Records to use section start
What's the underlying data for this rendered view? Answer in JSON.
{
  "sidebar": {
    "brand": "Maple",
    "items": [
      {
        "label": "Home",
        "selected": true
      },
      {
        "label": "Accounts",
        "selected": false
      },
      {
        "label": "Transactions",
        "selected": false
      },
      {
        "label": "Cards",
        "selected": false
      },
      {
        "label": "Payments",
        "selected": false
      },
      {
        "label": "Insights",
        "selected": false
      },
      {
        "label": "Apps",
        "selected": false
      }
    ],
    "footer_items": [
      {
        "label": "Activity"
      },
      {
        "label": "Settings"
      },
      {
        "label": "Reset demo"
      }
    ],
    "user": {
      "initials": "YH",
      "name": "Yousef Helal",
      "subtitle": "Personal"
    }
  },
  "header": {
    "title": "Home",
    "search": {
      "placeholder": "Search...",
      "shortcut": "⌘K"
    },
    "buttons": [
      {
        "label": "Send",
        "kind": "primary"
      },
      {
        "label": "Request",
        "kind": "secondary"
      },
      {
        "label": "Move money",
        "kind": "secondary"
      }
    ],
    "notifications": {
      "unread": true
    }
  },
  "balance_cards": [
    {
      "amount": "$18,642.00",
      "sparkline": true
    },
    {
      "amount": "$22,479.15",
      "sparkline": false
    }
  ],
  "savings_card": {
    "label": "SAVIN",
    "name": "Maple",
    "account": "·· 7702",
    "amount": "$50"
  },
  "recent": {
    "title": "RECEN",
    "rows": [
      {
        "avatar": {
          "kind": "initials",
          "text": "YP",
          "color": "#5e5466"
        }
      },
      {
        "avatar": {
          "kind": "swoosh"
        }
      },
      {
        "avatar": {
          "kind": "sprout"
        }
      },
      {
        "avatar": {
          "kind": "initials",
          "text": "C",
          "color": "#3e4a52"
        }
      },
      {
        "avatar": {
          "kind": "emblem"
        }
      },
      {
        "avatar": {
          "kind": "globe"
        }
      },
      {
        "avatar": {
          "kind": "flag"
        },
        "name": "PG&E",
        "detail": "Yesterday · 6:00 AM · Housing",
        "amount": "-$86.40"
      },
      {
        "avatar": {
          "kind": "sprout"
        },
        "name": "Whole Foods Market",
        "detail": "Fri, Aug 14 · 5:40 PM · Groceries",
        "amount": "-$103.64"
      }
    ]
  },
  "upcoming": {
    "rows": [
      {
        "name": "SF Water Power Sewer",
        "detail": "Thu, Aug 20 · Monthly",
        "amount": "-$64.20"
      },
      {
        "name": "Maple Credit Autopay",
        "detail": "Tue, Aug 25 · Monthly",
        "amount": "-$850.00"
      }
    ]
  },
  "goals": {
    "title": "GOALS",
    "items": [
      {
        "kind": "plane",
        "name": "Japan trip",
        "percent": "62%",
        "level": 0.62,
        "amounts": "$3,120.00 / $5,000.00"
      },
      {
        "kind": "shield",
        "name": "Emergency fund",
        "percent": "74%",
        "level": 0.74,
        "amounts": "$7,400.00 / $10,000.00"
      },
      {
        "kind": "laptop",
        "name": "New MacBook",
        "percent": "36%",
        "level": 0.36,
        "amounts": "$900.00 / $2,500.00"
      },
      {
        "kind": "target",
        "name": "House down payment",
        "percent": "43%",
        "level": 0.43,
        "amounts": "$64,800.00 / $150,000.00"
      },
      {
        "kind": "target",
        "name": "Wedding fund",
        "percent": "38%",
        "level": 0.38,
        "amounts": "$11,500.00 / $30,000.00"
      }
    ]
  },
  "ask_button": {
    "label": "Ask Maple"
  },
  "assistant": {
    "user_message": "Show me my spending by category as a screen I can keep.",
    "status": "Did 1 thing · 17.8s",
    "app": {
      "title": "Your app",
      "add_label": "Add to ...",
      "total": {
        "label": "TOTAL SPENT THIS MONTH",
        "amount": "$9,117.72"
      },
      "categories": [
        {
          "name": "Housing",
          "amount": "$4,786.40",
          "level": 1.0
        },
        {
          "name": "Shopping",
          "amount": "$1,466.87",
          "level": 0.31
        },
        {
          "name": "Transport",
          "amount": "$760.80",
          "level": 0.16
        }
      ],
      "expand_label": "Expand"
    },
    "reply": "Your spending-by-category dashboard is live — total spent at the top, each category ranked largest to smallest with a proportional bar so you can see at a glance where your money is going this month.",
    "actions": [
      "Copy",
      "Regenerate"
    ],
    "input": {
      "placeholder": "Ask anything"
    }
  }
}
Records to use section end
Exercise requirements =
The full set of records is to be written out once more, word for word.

Task response =
What's the underlying data for this rendered view? Answer in JSON.
{
  "sidebar": {
    "brand": "Maple",
    "items": [
      {
        "label": "Home",
        "selected": true
      },
      {
        "label": "Accounts",
        "selected": false
      },
      {
        "label": "Transactions",
        "selected": false
      },
      {
        "label": "Cards",
        "selected": false
      },
      {
        "label": "Payments",
        "selected": false
      },
      {
        "label": "Insights",
        "selected": false
      },
      {
        "label": "Apps",
        "selected": false
      }
    ],
    "footer_items": [
      {
        "label": "Activity"
      },
      {
        "label": "Settings"
      },
      {
        "label": "Reset demo"
      }
    ],
    "user": {
      "initials": "YH",
      "name": "Yousef Helal",
      "subtitle": "Personal"
    }
  },
  "header": {
    "title": "Home",
    "search": {
      "placeholder": "Search...",
      "shortcut": "⌘K"
    },
    "buttons": [
      {
        "label": "Send",
        "kind": "primary"
      },
      {
        "label": "Request",
        "kind": "secondary"
      },
      {
        "label": "Move money",
        "kind": "secondary"
      }
    ],
    "notifications": {
      "unread": true
    }
  },
  "balance_cards": [
    {
      "amount": "$18,642.00",
      "sparkline": true
    },
    {
      "amount": "$22,479.15",
      "sparkline": false
    }
  ],
  "savings_card": {
    "label": "SAVIN",
    "name": "Maple",
    "account": "·· 7702",
    "amount": "$50"
  },
  "recent": {
    "title": "RECEN",
    "rows": [
      {
        "avatar": {
          "kind": "initials",
          "text": "YP",
          "color": "#5e5466"
        }
      },
      {
        "avatar": {
          "kind": "swoosh"
        }
      },
      {
        "avatar": {
          "kind": "sprout"
        }
      },
      {
        "avatar": {
          "kind": "initials",
          "text": "C",
          "color": "#3e4a52"
        }
      },
      {
        "avatar": {
          "kind": "emblem"
        }
      },
      {
        "avatar": {
          "kind": "globe"
        }
      },
      {
        "avatar": {
          "kind": "flag"
        },
        "name": "PG&E",
        "detail": "Yesterday · 6:00 AM · Housing",
        "amount": "-$86.40"
      },
      {
        "avatar": {
          "kind": "sprout"
        },
        "name": "Whole Foods Market",
        "detail": "Fri, Aug 14 · 5:40 PM · Groceries",
        "amount": "-$103.64"
      }
    ]
  },
  "upcoming": {
    "rows": [
      {
        "name": "SF Water Power Sewer",
        "detail": "Thu, Aug 20 · Monthly",
        "amount": "-$64.20"
      },
      {
        "name": "Maple Credit Autopay",
        "detail": "Tue, Aug 25 · Monthly",
        "amount": "-$850.00"
      }
    ]
  },
  "goals": {
    "title": "GOALS",
    "items": [
      {
        "kind": "plane",
        "name": "Japan trip",
        "percent": "62%",
        "level": 0.62,
        "amounts": "$3,120.00 / $5,000.00"
      },
      {
        "kind": "shield",
        "name": "Emergency fund",
        "percent": "74%",
        "level": 0.74,
        "amounts": "$7,400.00 / $10,000.00"
      },
      {
        "kind": "laptop",
        "name": "New MacBook",
        "percent": "36%",
        "level": 0.36,
        "amounts": "$900.00 / $2,500.00"
      },
      {
        "kind": "target",
        "name": "House down payment",
        "percent": "43%",
        "level": 0.43,
        "amounts": "$64,800.00 / $150,000.00"
      },
      {
        "kind": "target",
        "name": "Wedding fund",
        "percent": "38%",
        "level": 0.38,
        "amounts": "$11,500.00 / $30,000.00"
      }
    ]
  },
  "ask_button": {
    "label": "Ask Maple"
  },
  "assistant": {
    "user_message": "Show me my spending by category as a screen I can keep.",
    "status": "Did 1 thing · 17.8s",
    "app": {
      "title": "Your app",
      "add_label": "Add to ...",
      "total": {
        "label": "TOTAL SPENT THIS MONTH",
        "amount": "$9,117.72"
      },
      "categories": [
        {
          "name": "Housing",
          "amount": "$4,786.40",
          "level": 1.0
        },
        {
          "name": "Shopping",
          "amount": "$1,466.87",
          "level": 0.31
        },
        {
          "name": "Transport",
          "amount": "$760.80",
          "level": 0.16
        }
      ],
      "expand_label": "Expand"
    },
    "reply": "Your spending-by-category dashboard is live — total spent at the top, each category ranked largest to smallest with a proportional bar so you can see at a glance where your money is going this month.",
    "actions": [
      "Copy",
      "Regenerate"
    ],
    "input": {
      "placeholder": "Ask anything"
    }
  }
}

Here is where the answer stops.